▶ [TASK STATEMENT]: Each line of the records containing "dokumentum" is to be copied out and returned.

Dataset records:
═══
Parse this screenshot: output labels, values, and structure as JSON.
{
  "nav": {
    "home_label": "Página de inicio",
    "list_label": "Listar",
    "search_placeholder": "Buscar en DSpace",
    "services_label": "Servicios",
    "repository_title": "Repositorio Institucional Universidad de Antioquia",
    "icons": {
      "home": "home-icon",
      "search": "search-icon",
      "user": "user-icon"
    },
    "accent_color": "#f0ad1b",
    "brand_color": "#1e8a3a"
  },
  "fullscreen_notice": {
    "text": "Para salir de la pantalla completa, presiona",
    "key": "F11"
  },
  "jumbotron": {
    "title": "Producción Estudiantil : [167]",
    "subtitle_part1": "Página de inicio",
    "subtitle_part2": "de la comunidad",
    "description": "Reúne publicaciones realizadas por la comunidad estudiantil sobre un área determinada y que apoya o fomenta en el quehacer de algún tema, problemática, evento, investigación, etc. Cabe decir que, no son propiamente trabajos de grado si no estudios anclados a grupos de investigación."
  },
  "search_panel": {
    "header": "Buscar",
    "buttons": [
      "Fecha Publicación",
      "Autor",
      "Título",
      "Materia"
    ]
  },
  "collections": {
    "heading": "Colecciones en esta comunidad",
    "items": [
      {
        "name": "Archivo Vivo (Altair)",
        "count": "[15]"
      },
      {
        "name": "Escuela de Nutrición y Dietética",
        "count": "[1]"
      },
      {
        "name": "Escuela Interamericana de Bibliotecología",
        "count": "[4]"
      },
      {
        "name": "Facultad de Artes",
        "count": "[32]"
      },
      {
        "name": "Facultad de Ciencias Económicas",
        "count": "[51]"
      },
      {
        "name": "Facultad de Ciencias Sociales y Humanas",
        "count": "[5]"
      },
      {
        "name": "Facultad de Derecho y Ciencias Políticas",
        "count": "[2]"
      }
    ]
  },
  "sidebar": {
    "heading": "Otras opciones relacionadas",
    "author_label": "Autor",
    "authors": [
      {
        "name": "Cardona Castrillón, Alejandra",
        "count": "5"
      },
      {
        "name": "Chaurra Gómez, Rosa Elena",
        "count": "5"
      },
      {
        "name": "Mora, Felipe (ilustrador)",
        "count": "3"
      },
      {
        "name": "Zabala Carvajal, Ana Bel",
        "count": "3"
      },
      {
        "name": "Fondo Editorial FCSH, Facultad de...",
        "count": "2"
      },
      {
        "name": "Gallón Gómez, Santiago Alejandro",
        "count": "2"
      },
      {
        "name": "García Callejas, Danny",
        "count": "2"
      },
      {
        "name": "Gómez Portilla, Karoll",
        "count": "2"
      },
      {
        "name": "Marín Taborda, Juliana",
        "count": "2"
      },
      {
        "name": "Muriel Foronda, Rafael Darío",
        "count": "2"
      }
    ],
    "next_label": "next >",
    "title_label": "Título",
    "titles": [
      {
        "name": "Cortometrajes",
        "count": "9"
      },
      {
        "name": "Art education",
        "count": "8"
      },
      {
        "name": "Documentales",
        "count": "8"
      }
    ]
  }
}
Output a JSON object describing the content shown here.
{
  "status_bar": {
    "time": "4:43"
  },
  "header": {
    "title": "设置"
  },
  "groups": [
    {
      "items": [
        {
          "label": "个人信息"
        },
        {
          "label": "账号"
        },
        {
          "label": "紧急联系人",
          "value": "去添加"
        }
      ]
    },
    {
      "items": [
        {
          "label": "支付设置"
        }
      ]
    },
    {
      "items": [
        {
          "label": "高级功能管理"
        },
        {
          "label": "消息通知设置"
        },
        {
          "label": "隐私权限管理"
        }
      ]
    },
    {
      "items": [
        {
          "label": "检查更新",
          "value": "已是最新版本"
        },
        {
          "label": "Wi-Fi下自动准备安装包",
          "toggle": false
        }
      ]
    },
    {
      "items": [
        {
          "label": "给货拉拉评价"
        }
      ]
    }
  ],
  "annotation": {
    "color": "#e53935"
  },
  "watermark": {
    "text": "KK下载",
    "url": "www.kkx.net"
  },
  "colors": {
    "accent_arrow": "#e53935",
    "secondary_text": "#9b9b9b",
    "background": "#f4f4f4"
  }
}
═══
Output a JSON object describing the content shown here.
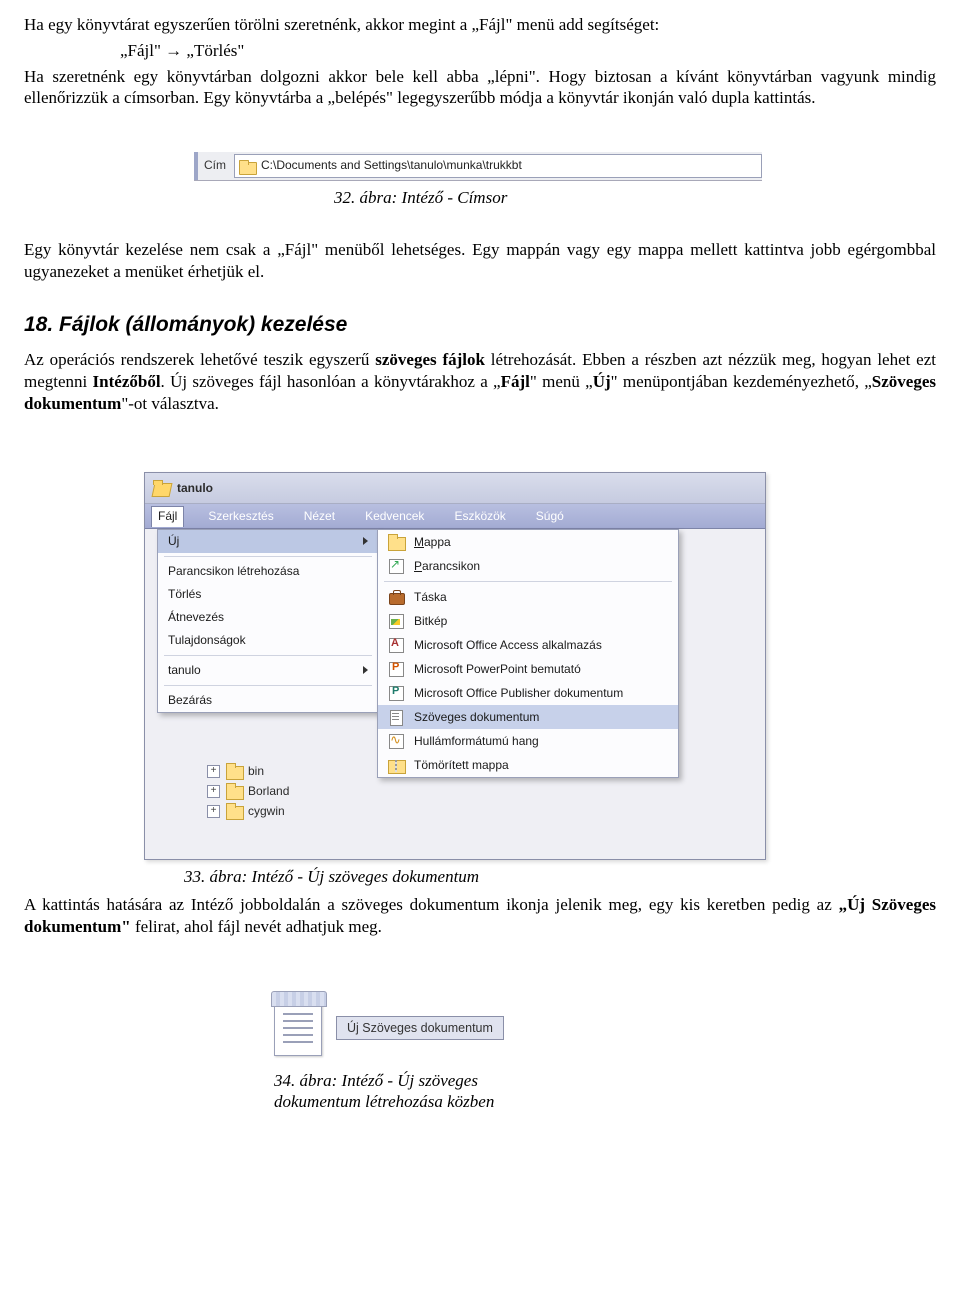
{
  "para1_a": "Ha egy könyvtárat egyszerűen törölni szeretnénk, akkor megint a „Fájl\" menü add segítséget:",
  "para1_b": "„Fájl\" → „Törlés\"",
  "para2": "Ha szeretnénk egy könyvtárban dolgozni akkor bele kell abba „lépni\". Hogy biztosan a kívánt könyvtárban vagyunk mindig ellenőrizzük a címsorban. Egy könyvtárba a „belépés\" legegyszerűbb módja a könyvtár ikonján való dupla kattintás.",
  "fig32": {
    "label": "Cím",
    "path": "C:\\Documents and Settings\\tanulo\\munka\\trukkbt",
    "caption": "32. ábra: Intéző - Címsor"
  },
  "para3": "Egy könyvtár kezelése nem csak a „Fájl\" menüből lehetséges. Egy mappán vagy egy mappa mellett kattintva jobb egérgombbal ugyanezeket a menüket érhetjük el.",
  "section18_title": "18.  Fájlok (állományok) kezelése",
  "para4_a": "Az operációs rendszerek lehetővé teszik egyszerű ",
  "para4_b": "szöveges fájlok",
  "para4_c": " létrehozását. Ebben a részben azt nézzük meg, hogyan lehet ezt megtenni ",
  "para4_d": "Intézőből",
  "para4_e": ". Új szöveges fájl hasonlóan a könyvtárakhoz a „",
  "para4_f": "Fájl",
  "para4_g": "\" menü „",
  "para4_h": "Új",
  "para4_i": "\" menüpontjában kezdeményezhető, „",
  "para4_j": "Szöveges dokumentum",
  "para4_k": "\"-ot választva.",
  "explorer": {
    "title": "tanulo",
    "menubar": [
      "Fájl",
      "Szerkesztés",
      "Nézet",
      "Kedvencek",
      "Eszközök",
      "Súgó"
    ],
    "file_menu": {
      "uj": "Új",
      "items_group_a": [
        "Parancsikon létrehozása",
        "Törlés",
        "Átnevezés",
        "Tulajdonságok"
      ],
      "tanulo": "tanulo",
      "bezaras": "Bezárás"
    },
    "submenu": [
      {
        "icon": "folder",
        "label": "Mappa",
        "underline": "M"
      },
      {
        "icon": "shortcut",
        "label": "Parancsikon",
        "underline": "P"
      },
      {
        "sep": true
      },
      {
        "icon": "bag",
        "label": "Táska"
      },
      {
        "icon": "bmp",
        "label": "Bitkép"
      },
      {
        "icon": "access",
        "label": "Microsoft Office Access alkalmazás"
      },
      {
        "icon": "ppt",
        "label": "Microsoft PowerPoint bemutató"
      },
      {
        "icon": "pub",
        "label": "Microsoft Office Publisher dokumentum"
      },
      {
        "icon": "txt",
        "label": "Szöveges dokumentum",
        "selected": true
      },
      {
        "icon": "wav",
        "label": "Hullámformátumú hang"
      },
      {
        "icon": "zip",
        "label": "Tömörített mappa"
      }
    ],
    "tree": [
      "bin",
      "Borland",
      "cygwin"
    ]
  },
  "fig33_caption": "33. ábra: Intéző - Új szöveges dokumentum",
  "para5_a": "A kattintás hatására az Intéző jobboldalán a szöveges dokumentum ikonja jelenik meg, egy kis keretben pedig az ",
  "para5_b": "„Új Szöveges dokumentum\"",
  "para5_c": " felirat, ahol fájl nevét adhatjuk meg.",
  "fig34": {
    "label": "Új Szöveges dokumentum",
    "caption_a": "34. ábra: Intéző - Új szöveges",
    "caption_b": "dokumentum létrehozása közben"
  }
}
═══
▶ [TASK OUTPUT]:
  "para4_j": "Szöveges dokumentum",
        "label": "Microsoft Office Publisher dokumentum"
        "label": "Szöveges dokumentum",
  "fig33_caption": "33. ábra: Intéző - Új szöveges dokumentum",
  "para5_a": "A kattintás hatására az Intéző jobboldalán a szöveges dokumentum ikonja jelenik meg, egy kis keretben pedig az ",
  "para5_b": "„Új Szöveges dokumentum\"",
    "label": "Új Szöveges dokumentum",
    "caption_b": "dokumentum létrehozása közben"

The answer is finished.